Mobile barcodes seem to be about to go mainstream, with Nokia and Sony Ericsson pre-installing barcode readers on many of their handsets. Barcodes in mobile are generally used to retrieve web content. For example a barcode on a poster can be scanned and used to retrieve a web page where the user can win a prize. At the Mobile World Congress in Barcelona earlier this week, Virginia-based Neustar announced the first clearinghouse for barcodes, which allows barcodes from any advertiser or brand to be linked to web content independently of the barcode reader or service provider being used.
A Brief Guide to Barcodes
1D barcodes like the one on the right are familiar to all of us. These are the codes on products that are scanned at a supermarket checkout. The amount of data which a 1D barcode can carry is limited. 2D barcodes, like the one below, are more robust and can hold a much higher density of information. These are the barcodes used in mobile applications. Typically, a scanned barcode is used to retrieve a web page. Barcodes can be embedded in any kind of printed material such as product packaging, print advertising, posters and even web sites. A camera phone can also display a barcode, which allows a reader to identify it.
Direct barcodes have the URL of the associated content embedded in the code. With indirect barcodes, the URL is of an intermediate web site where the code is looked up in a database and the corresponding content URL is returned. This means that the content URL is dynamic and can be updated. Scanning the code from a mobile phone also allows contextual and demographic information about the mobile user to be retrieved and used to tailor the content returned.
There are myriad applications for 2D barcodes. Advertising and marketing is one favorite. Advertisers love barcodes because they are opt-in (the user chooses to retrieve the brand information) and trackable. Pepsi embedded 400 million 2D barcodes in products in the UK last year. Codes are also often used in supply chain and logistics management.
Barcodes displayed via mobile phones are used in ticketing applications like public transport in the Philippines or loyalty programs in stores like DIY retailer Hornbach in Germany. In South America, Telefonica is using barcodes to allow access to telecommunications services such as mobile package updates (when a user wants to update their service package by, say, adding an SMS bundle). Barcodes on a phone can even be used to authenticate the parties involved in mobile money transfers. Barcode vendor NeoMedia did a fundraising campaign for Haiti at the Mobile World Congress show, where attendees scanned posters around the conference site and NeoMedia contributed $1 for each scan. NeoMedia’s CEO Ian McCready told me that the number of barcode scans going through their system is up hundreds of percent in the last 6 months over the previous 6 months.

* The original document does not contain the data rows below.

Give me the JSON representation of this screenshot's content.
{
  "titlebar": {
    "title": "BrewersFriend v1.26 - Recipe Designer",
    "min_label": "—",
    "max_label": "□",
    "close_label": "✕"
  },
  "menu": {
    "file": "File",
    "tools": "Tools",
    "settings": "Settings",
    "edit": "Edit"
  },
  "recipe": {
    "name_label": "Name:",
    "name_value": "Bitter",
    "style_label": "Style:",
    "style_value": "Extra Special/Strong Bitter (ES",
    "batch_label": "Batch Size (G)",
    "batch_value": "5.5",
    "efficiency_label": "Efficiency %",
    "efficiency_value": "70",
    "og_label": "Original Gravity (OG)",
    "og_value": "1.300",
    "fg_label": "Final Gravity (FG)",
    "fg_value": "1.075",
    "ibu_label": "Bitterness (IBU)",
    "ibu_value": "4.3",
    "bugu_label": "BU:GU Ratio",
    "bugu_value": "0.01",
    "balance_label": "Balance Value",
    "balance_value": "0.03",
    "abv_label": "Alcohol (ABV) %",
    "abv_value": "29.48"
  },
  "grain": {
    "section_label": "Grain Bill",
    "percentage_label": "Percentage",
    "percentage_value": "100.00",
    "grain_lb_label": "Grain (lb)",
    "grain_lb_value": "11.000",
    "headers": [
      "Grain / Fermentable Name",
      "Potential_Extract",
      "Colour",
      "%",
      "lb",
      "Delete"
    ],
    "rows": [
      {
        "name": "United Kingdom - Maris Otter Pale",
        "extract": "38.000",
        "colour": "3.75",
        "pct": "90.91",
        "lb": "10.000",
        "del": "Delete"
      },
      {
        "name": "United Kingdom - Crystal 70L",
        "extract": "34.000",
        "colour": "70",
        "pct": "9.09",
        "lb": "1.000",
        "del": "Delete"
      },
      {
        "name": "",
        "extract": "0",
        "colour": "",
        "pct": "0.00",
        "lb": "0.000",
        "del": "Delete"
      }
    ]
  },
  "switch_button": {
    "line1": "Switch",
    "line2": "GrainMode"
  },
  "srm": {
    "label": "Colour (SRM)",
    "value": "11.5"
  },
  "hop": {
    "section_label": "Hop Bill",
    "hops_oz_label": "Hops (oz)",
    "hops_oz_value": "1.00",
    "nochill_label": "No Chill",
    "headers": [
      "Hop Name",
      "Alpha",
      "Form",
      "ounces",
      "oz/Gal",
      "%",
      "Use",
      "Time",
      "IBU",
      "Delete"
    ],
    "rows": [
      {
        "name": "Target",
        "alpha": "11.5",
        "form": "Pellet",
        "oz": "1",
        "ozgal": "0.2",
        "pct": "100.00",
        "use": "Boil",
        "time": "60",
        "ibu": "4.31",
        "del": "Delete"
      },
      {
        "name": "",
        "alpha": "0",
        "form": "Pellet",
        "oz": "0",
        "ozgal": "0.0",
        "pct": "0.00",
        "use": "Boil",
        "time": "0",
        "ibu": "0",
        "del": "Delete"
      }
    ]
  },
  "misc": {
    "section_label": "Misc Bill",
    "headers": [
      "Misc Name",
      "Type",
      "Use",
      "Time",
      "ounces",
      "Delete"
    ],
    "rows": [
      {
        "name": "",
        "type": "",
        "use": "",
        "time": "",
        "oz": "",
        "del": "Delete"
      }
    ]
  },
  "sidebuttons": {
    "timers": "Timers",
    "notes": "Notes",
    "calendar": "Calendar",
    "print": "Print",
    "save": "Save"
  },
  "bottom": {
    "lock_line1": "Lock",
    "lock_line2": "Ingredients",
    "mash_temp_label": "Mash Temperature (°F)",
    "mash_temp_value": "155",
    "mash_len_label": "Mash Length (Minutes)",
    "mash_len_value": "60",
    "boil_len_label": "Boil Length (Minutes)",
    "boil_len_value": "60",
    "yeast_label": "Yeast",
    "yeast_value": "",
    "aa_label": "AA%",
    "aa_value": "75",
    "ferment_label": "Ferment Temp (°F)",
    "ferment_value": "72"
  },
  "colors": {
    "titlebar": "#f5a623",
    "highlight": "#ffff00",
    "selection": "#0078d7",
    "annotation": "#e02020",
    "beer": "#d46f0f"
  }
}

Obstacles in the Barcode Market
A number of obstacles have prevented barcodes from going mainstream in mobile in the US, although they are already widely used in Japan. First of all, the readers need to be available on phones. Pre-installs of barcode readers are increasing, but users need to be educated on how to use the barcodes once they have a reader. The barcode market has lacked standards and interoperability, although NeoMedia said that great progress has been made in that area in the last 18 months. Finally, indirect barcodes could not be enabled across all players in the barcode ecosystem because of the lack of a neutral clearinghouse, although particular vendors could of course implement a clearinghouse for the barcodes of their own customers.
So Neustar’s clearinghouse announcement supplies one of the final parts of the puzzle. Neustar’s VP of mobile services, Diane Strahan told me that the clearinghouse will give advertisers more control over how a barcode associated with their brand is used. For example, it prevents counterfeit barcodes associated with the brand being used to execute fraud or copyright infringement. It allows mobile carriers to add additional data, and it means advertisers can customize and update the content associated with a barcode. Neustar will charge a transaction fee per scan for use of the clearinghouse.
Neomedia and Neustar are both publicly traded companies. Neomedia is based in Atlanta and has 30 employees. Neustar was founded in 1996 in Sterling, Virgina and has 800 employees.